"Rio Tinto has a long-standing commitment to sustainability and this is a key part of their work with us,” a London 2012 spokesperson informed the UK’s Telegraph.
The mining company, which is headquartered in London but also listed on the Australian Stock Exchange, sources the metal used in their gold, silver and bronze medals from the Kennecott Utah copper mine in the US and the Oyu Tolgoi project in Mongolia.
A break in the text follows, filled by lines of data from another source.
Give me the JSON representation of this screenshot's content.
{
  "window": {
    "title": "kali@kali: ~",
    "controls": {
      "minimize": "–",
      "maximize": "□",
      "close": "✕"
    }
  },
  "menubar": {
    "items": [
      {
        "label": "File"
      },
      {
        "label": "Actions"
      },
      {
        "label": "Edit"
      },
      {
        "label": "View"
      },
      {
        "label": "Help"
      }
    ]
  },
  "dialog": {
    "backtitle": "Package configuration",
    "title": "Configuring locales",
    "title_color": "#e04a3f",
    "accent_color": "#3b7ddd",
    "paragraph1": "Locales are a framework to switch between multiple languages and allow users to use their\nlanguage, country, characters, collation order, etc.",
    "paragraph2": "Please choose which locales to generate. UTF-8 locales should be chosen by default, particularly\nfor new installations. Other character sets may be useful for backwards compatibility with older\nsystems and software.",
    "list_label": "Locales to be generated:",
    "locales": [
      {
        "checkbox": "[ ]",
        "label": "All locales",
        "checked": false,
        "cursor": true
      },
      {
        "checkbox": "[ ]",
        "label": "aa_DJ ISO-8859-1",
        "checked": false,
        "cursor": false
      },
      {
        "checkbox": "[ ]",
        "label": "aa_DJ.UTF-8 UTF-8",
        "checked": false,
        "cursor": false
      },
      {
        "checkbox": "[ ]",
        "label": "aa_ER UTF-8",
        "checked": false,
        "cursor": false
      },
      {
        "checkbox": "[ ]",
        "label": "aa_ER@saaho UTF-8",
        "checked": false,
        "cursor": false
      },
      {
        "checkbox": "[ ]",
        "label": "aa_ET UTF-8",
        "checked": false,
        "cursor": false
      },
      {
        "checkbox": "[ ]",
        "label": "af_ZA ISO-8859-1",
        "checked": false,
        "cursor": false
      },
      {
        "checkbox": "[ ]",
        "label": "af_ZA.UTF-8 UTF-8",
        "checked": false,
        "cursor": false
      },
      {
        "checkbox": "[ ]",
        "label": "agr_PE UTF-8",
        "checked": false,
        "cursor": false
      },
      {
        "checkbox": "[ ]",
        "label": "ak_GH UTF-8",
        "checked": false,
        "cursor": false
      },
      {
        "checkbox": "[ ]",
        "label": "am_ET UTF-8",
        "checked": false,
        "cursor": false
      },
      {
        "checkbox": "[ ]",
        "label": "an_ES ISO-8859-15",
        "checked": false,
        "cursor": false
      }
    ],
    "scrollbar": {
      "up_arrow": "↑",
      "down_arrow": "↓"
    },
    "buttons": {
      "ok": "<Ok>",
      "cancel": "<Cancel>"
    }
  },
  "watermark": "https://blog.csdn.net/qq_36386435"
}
The final products were created by British government-owned Royal Mint and guarded within the Tower of London until the Games kicked off.
Regardless of monetary value, the impacts an Olympic gold medal has on the winning athlete are priceless.
According to Reuters, Olympians who win gold in swimming, track and field, and gymnastics attract the highest amount of sponsor interest and boost their athletic value to seven-figure annual salaries.
"But it really does need to be a gold medal, not a silver or bronze, to have that marketing impact, unless there is an exceptional story behind the athlete,” said Peter Carlisle, managing director of Olympics and Action Sports.